She has asked all the churches that have bells to ring them everyday at noon for two minutes. She says more and more churches, since launching this idea on August 31, have joined in, and factory whistles and fire sirens now can also be heard. All people of all creeds are asked to pause and pray for lasting peace during these two minutes.

She has also asked all churches to remain open during daylight hours so that anyone who wishes to go in and pray for lasting peace may do so. And she has asked all those who do voice a prayer to write and ask their friends and relatives to start this going wherever they may be, in this country or anywhere in the world.

This idea may very well spread, but I am a little skeptical as to how much cooperation Mrs. Russell will really obtain. Until her letter came to me I had never heard of the idea. Nevertheless, it seems to me a good one and one that might tend to make us all think more frequently of the desire for peace and perhaps lead us to act in a way that would bring about peace. Every effort to awaken people's thoughts in the interests of peace is worthwhile.

That is one reason why I am interested in the Zagreb peace conference, which was called by the National Committee of Yugoslavia for the Defense of Peace. Some Americans who are frankly pacifist are in attendance there, and I know that one or two are inclined to be sympathetic to ideas that are not universally held in the United States. To many of us they seem far to the left. But I hope the representation from the U.S. is a strong and reliable one which will really express how we feel on the question of peace and what we are going to do to attain it.

The proposed agenda sent out by the Yugoslav committee was as follows:

  1. Tendencies toward domination and lack of respect for the principle of equality among all nations, both great and small, as one of the fundamental reasons behind the danger of war.
  2. Condemnation of all forms of aggressive pressure and every act of aggression.
  3. Reduction of all types of armaments.
  4. Struggle for the application of the principles of the United Nations Charter.
  5. Assistance to underdeveloped countries and the free development of international economic cooperation.
  6. Cultural cooperation on the basis of mutual respect for the culture of each nation.

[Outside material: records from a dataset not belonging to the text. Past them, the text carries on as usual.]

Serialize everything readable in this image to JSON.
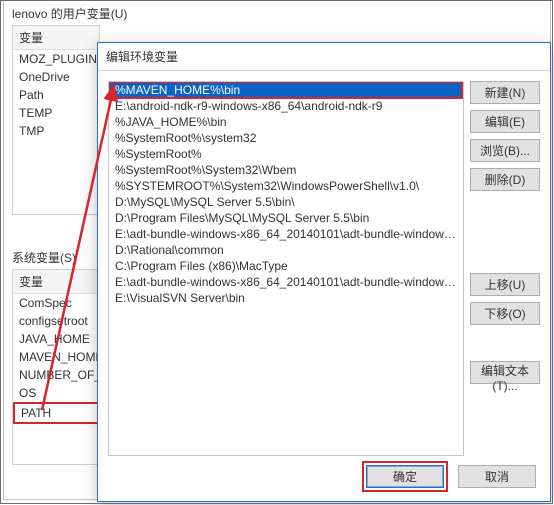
{
  "bg": {
    "user_vars_label": "lenovo 的用户变量(U)",
    "user_vars_header": "变量",
    "user_vars": [
      "MOZ_PLUGIN_P",
      "OneDrive",
      "Path",
      "TEMP",
      "TMP"
    ],
    "sys_vars_label": "系统变量(S)",
    "sys_vars_header": "变量",
    "sys_vars": [
      "ComSpec",
      "configsetroot",
      "JAVA_HOME",
      "MAVEN_HOME",
      "NUMBER_OF_PR",
      "OS",
      "PATH"
    ]
  },
  "dialog": {
    "title": "编辑环境变量",
    "entries": [
      "%MAVEN_HOME%\\bin",
      "E:\\android-ndk-r9-windows-x86_64\\android-ndk-r9",
      "%JAVA_HOME%\\bin",
      "%SystemRoot%\\system32",
      "%SystemRoot%",
      "%SystemRoot%\\System32\\Wbem",
      "%SYSTEMROOT%\\System32\\WindowsPowerShell\\v1.0\\",
      "D:\\MySQL\\MySQL Server 5.5\\bin\\",
      "D:\\Program Files\\MySQL\\MySQL Server 5.5\\bin",
      "E:\\adt-bundle-windows-x86_64_20140101\\adt-bundle-windows-x...",
      "D:\\Rational\\common",
      "C:\\Program Files (x86)\\MacType",
      "E:\\adt-bundle-windows-x86_64_20140101\\adt-bundle-windows-x...",
      "E:\\VisualSVN Server\\bin"
    ],
    "buttons": {
      "new": "新建(N)",
      "edit": "编辑(E)",
      "browse": "浏览(B)...",
      "delete": "删除(D)",
      "up": "上移(U)",
      "down": "下移(O)",
      "edit_text": "编辑文本(T)...",
      "ok": "确定",
      "cancel": "取消"
    }
  }
}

Discussion of these points covers most of the differences that appear among nations and many of the causes of war. The danger always is that delegations that do not represent the government officially may not seem very impressive to other delegations. But I think it may be useful if the people who go to this conference bring back a clear picture of how they felt about the other nations' representatives and their arguments. And they should be able to put across for us a little better picture of the way the people think and feel in America so that other people may understand and trust us more.

E. R.